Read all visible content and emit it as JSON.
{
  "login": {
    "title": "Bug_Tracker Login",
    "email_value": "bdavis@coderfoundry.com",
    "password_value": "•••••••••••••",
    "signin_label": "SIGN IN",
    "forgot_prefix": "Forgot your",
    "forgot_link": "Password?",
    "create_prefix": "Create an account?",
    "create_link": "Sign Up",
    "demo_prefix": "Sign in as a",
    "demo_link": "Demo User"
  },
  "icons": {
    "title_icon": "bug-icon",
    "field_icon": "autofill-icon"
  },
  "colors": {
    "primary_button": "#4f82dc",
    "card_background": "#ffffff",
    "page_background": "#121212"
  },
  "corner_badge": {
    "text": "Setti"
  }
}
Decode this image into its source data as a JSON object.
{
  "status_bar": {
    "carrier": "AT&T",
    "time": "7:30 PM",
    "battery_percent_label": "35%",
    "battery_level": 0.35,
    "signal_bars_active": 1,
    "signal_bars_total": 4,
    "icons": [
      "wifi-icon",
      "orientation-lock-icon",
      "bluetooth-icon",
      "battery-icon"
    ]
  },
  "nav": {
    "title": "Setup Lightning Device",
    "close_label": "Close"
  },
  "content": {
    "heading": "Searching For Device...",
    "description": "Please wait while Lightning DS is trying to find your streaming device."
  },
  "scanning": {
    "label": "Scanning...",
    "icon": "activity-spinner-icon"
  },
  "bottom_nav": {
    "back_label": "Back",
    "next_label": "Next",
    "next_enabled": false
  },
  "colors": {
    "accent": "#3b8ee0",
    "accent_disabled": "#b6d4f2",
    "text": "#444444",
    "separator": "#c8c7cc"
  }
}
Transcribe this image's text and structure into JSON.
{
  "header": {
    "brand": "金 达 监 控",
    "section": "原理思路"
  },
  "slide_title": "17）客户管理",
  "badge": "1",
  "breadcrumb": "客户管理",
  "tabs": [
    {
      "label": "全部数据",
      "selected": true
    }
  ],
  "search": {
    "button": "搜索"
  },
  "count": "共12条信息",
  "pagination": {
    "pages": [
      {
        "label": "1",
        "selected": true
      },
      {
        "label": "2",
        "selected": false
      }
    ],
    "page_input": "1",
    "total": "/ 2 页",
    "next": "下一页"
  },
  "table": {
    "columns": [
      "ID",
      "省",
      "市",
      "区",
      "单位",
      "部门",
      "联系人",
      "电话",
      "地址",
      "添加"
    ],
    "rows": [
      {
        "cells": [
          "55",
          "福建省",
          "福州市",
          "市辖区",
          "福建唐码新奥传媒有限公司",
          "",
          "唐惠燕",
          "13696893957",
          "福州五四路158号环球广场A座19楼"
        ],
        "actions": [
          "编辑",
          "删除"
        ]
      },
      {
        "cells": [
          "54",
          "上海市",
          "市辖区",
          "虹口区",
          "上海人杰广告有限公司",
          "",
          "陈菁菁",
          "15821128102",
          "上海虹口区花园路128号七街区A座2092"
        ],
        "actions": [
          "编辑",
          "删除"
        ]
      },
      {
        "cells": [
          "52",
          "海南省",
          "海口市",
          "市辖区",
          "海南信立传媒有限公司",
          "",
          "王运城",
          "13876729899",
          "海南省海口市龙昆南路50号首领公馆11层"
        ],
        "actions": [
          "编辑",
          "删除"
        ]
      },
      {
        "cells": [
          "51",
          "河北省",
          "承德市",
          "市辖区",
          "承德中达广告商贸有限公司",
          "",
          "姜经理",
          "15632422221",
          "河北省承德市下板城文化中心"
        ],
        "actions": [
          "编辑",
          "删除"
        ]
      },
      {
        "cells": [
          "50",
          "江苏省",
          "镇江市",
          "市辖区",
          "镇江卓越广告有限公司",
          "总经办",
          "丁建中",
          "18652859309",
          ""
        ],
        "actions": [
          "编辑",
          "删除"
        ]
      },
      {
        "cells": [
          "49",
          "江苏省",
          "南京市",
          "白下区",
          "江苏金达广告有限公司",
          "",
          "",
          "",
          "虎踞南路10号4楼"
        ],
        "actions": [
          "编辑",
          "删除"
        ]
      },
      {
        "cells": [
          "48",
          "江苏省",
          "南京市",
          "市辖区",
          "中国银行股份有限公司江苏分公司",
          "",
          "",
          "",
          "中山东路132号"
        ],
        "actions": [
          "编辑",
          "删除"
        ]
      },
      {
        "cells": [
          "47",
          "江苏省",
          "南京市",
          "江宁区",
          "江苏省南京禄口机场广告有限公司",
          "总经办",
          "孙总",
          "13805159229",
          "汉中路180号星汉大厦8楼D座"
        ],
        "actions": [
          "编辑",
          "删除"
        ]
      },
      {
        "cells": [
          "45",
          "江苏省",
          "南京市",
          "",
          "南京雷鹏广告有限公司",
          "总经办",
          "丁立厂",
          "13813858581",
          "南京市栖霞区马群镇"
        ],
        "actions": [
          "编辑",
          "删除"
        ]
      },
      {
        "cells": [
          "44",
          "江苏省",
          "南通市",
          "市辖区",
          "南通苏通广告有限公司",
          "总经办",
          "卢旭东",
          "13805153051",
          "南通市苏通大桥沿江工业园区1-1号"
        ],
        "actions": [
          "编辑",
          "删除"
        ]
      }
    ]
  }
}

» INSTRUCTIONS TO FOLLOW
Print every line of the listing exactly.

» SOLUTION
Read all visible content and emit it as JSON.
{
  "login": {
    "title": "Bug_Tracker Login",
    "email_value": "bdavis@coderfoundry.com",
    "password_value": "•••••••••••••",
    "signin_label": "SIGN IN",
    "forgot_prefix": "Forgot your",
    "forgot_link": "Password?",
    "create_prefix": "Create an account?",
    "create_link": "Sign Up",
    "demo_prefix": "Sign in as a",
    "demo_link": "Demo User"
  },
  "icons": {
    "title_icon": "bug-icon",
    "field_icon": "autofill-icon"
  },
  "colors": {
    "primary_button": "#4f82dc",
    "card_background": "#ffffff",
    "page_background": "#121212"
  },
  "corner_badge": {
    "text": "Setti"
  }
}
Decode this image into its source data as a JSON object.
{
  "status_bar": {
    "carrier": "AT&T",
    "time": "7:30 PM",
    "battery_percent_label": "35%",
    "battery_level": 0.35,
    "signal_bars_active": 1,
    "signal_bars_total": 4,
    "icons": [
      "wifi-icon",
      "orientation-lock-icon",
      "bluetooth-icon",
      "battery-icon"
    ]
  },
  "nav": {
    "title": "Setup Lightning Device",
    "close_label": "Close"
  },
  "content": {
    "heading": "Searching For Device...",
    "description": "Please wait while Lightning DS is trying to find your streaming device."
  },
  "scanning": {
    "label": "Scanning...",
    "icon": "activity-spinner-icon"
  },
  "bottom_nav": {
    "back_label": "Back",
    "next_label": "Next",
    "next_enabled": false
  },
  "colors": {
    "accent": "#3b8ee0",
    "accent_disabled": "#b6d4f2",
    "text": "#444444",
    "separator": "#c8c7cc"
  }
}
Transcribe this image's text and structure into JSON.
{
  "header": {
    "brand": "金 达 监 控",
    "section": "原理思路"
  },
  "slide_title": "17）客户管理",
  "badge": "1",
  "breadcrumb": "客户管理",
  "tabs": [
    {
      "label": "全部数据",
      "selected": true
    }
  ],
  "search": {
    "button": "搜索"
  },
  "count": "共12条信息",
  "pagination": {
    "pages": [
      {
        "label": "1",
        "selected": true
      },
      {
        "label": "2",
        "selected": false
      }
    ],
    "page_input": "1",
    "total": "/ 2 页",
    "next": "下一页"
  },
  "table": {
    "columns": [
      "ID",
      "省",
      "市",
      "区",
      "单位",
      "部门",
      "联系人",
      "电话",
      "地址",
      "添加"
    ],
    "rows": [
      {
        "cells": [
          "55",
          "福建省",
          "福州市",
          "市辖区",
          "福建唐码新奥传媒有限公司",
          "",
          "唐惠燕",
          "13696893957",
          "福州五四路158号环球广场A座19楼"
        ],
        "actions": [
          "编辑",
          "删除"
        ]
      },
      {
        "cells": [
          "54",
          "上海市",
          "市辖区",
          "虹口区",
          "上海人杰广告有限公司",
          "",
          "陈菁菁",
          "15821128102",
          "上海虹口区花园路128号七街区A座2092"
        ],
        "actions": [
          "编辑",
          "删除"
        ]
      },
      {
        "cells": [
          "52",
          "海南省",
          "海口市",
          "市辖区",
          "海南信立传媒有限公司",
          "",
          "王运城",
          "13876729899",
          "海南省海口市龙昆南路50号首领公馆11层"
        ],
        "actions": [
          "编辑",
          "删除"
        ]
      },
      {
        "cells": [
          "51",
          "河北省",
          "承德市",
          "市辖区",
          "承德中达广告商贸有限公司",
          "",
          "姜经理",
          "15632422221",
          "河北省承德市下板城文化中心"
        ],
        "actions": [
          "编辑",
          "删除"
        ]
      },
      {
        "cells": [
          "50",
          "江苏省",
          "镇江市",
          "市辖区",
          "镇江卓越广告有限公司",
          "总经办",
          "丁建中",
          "18652859309",
          ""
        ],
        "actions": [
          "编辑",
          "删除"
        ]
      },
      {
        "cells": [
          "49",
          "江苏省",
          "南京市",
          "白下区",
          "江苏金达广告有限公司",
          "",
          "",
          "",
          "虎踞南路10号4楼"
        ],
        "actions": [
          "编辑",
          "删除"
        ]
      },
      {
        "cells": [
          "48",
          "江苏省",
          "南京市",
          "市辖区",
          "中国银行股份有限公司江苏分公司",
          "",
          "",
          "",
          "中山东路132号"
        ],
        "actions": [
          "编辑",
          "删除"
        ]
      },
      {
        "cells": [
          "47",
          "江苏省",
          "南京市",
          "江宁区",
          "江苏省南京禄口机场广告有限公司",
          "总经办",
          "孙总",
          "13805159229",
          "汉中路180号星汉大厦8楼D座"
        ],
        "actions": [
          "编辑",
          "删除"
        ]
      },
      {
        "cells": [
          "45",
          "江苏省",
          "南京市",
          "",
          "南京雷鹏广告有限公司",
          "总经办",
          "丁立厂",
          "13813858581",
          "南京市栖霞区马群镇"
        ],
        "actions": [
          "编辑",
          "删除"
        ]
      },
      {
        "cells": [
          "44",
          "江苏省",
          "南通市",
          "市辖区",
          "南通苏通广告有限公司",
          "总经办",
          "卢旭东",
          "13805153051",
          "南通市苏通大桥沿江工业园区1-1号"
        ],
        "actions": [
          "编辑",
          "删除"
        ]
      }
    ]
  }
}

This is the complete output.